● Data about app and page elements
Content starts

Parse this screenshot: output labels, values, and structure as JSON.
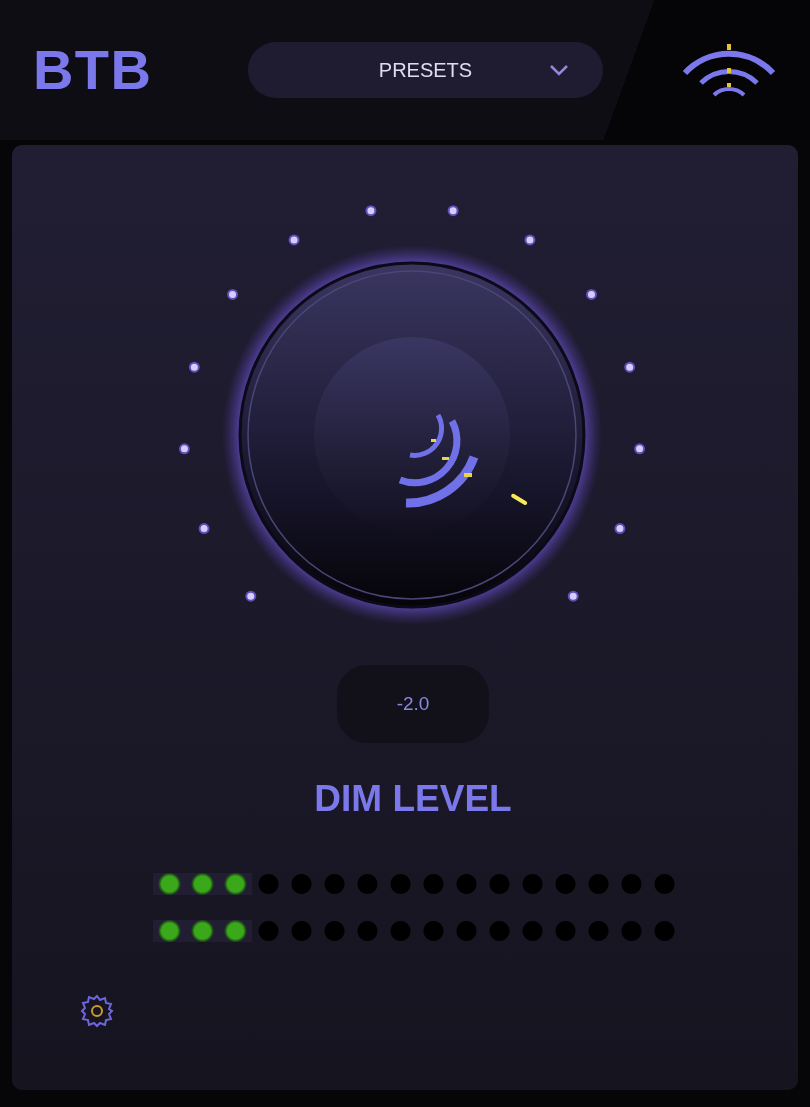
{
  "header": {
    "logo": "BTB",
    "presets": {
      "label": "PRESETS"
    }
  },
  "knob": {
    "value": "-2.0",
    "label": "DIM LEVEL"
  },
  "meters": [
    {
      "level": 0.1875
    },
    {
      "level": 0.1875
    }
  ]
}
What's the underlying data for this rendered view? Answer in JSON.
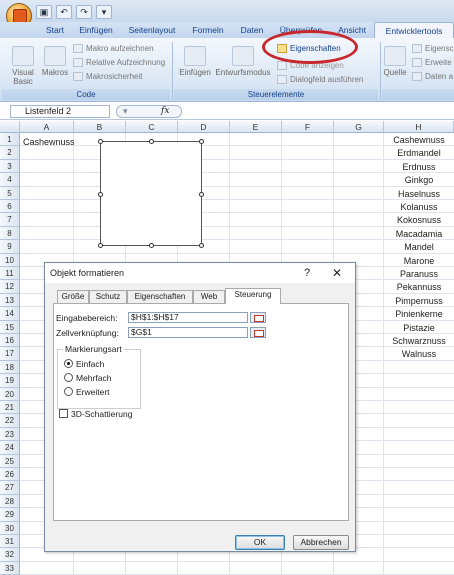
{
  "quick_access": {
    "office_button": "office-logo-icon",
    "save": "save-icon",
    "undo": "undo-icon",
    "redo": "redo-icon",
    "customize": "▾"
  },
  "tabs": [
    "Start",
    "Einfügen",
    "Seitenlayout",
    "Formeln",
    "Daten",
    "Überprüfen",
    "Ansicht",
    "Entwicklertools"
  ],
  "active_tab": "Entwicklertools",
  "ribbon": {
    "code": {
      "label": "Code",
      "visual_basic": "Visual Basic",
      "makros": "Makros",
      "makro_aufzeichnen": "Makro aufzeichnen",
      "relative_aufzeichnung": "Relative Aufzeichnung",
      "makrosicherheit": "Makrosicherheit"
    },
    "steuerelemente": {
      "label": "Steuerelemente",
      "einfuegen": "Einfügen",
      "entwurfsmodus": "Entwurfsmodus",
      "eigenschaften": "Eigenschaften",
      "code_anzeigen": "Code anzeigen",
      "dialogfeld": "Dialogfeld ausführen"
    },
    "xml": {
      "quelle": "Quelle",
      "eigenschaften": "Eigensc",
      "erweiterungspakete": "Erweite",
      "daten": "Daten a"
    }
  },
  "namebox": "Listenfeld 2",
  "fx": "fx",
  "columns": [
    "A",
    "B",
    "C",
    "D",
    "E",
    "F",
    "G",
    "H"
  ],
  "rows": [
    "1",
    "2",
    "3",
    "4",
    "5",
    "6",
    "7",
    "8",
    "9",
    "10",
    "11",
    "12",
    "13",
    "14",
    "15",
    "16",
    "17",
    "18",
    "19",
    "20",
    "21",
    "22",
    "23",
    "24",
    "25",
    "26",
    "27",
    "28",
    "29",
    "30",
    "31",
    "32",
    "33"
  ],
  "cell_g1": "Cashewnuss",
  "column_h": [
    "Cashewnuss",
    "Erdmandel",
    "Erdnuss",
    "Ginkgo",
    "Haselnuss",
    "Kolanuss",
    "Kokosnuss",
    "Macadamia",
    "Mandel",
    "Marone",
    "Paranuss",
    "Pekannuss",
    "Pimpernuss",
    "Pinienkerne",
    "Pistazie",
    "Schwarznuss",
    "Walnuss"
  ],
  "dialog": {
    "title": "Objekt formatieren",
    "help": "?",
    "close": "✕",
    "tabs": [
      "Größe",
      "Schutz",
      "Eigenschaften",
      "Web",
      "Steuerung"
    ],
    "active_tab": "Steuerung",
    "eingabebereich_label": "Eingabebereich:",
    "eingabebereich_value": "$H$1:$H$17",
    "zellverknuepfung_label": "Zellverknüpfung:",
    "zellverknuepfung_value": "$G$1",
    "markierungsart_label": "Markierungsart",
    "radio_einfach": "Einfach",
    "radio_mehrfach": "Mehrfach",
    "radio_erweitert": "Erweitert",
    "selected_radio": "Einfach",
    "schattierung_label": "3D-Schattierung",
    "schattierung_checked": false,
    "ok": "OK",
    "abbrechen": "Abbrechen"
  },
  "colors": {
    "highlight": "#c8282c",
    "ribbon_text": "#15428b"
  }
}
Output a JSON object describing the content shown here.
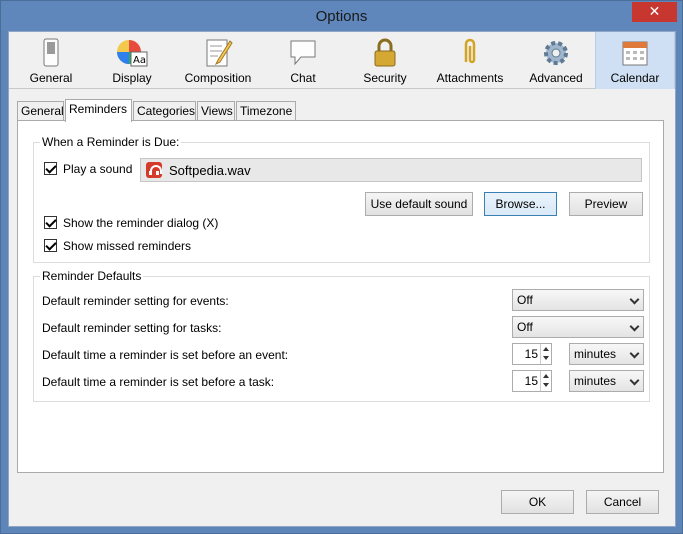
{
  "window": {
    "title": "Options",
    "close_glyph": "✕"
  },
  "toolbar": {
    "items": [
      {
        "label": "General",
        "icon": "switch-icon"
      },
      {
        "label": "Display",
        "icon": "color-palette-icon"
      },
      {
        "label": "Composition",
        "icon": "document-pencil-icon"
      },
      {
        "label": "Chat",
        "icon": "chat-bubble-icon"
      },
      {
        "label": "Security",
        "icon": "padlock-icon"
      },
      {
        "label": "Attachments",
        "icon": "paperclip-icon"
      },
      {
        "label": "Advanced",
        "icon": "gear-icon"
      },
      {
        "label": "Calendar",
        "icon": "calendar-icon",
        "selected": true
      }
    ]
  },
  "tabs": [
    {
      "label": "General"
    },
    {
      "label": "Reminders",
      "active": true
    },
    {
      "label": "Categories"
    },
    {
      "label": "Views"
    },
    {
      "label": "Timezone"
    }
  ],
  "reminder_due": {
    "legend": "When a Reminder is Due:",
    "play_sound": {
      "label": "Play a sound",
      "checked": true
    },
    "sound_file": "Softpedia.wav",
    "use_default_label": "Use default sound",
    "browse_label": "Browse...",
    "preview_label": "Preview",
    "show_dialog": {
      "label": "Show the reminder dialog (X)",
      "checked": true
    },
    "show_missed": {
      "label": "Show missed reminders",
      "checked": true
    }
  },
  "defaults": {
    "legend": "Reminder Defaults",
    "rows": [
      {
        "label": "Default reminder setting for events:",
        "value": "Off"
      },
      {
        "label": "Default reminder setting for tasks:",
        "value": "Off"
      },
      {
        "label": "Default time a reminder is set before an event:",
        "number": "15",
        "unit": "minutes"
      },
      {
        "label": "Default time a reminder is set before a task:",
        "number": "15",
        "unit": "minutes"
      }
    ]
  },
  "footer": {
    "ok_label": "OK",
    "cancel_label": "Cancel"
  },
  "colors": {
    "titlebar": "#5f87bb",
    "selected_toolbar": "#cfe0f4",
    "close_button": "#c7372f"
  }
}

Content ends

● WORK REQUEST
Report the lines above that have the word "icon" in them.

● THE ANSWER
    "office_button": "office-logo-icon",
    "save": "save-icon",
    "undo": "undo-icon",
    "redo": "redo-icon",
        "icon": "switch-icon"
        "icon": "color-palette-icon"
        "icon": "document-pencil-icon"
        "icon": "chat-bubble-icon"
        "icon": "padlock-icon"
        "icon": "paperclip-icon"
        "icon": "gear-icon"
        "icon": "calendar-icon",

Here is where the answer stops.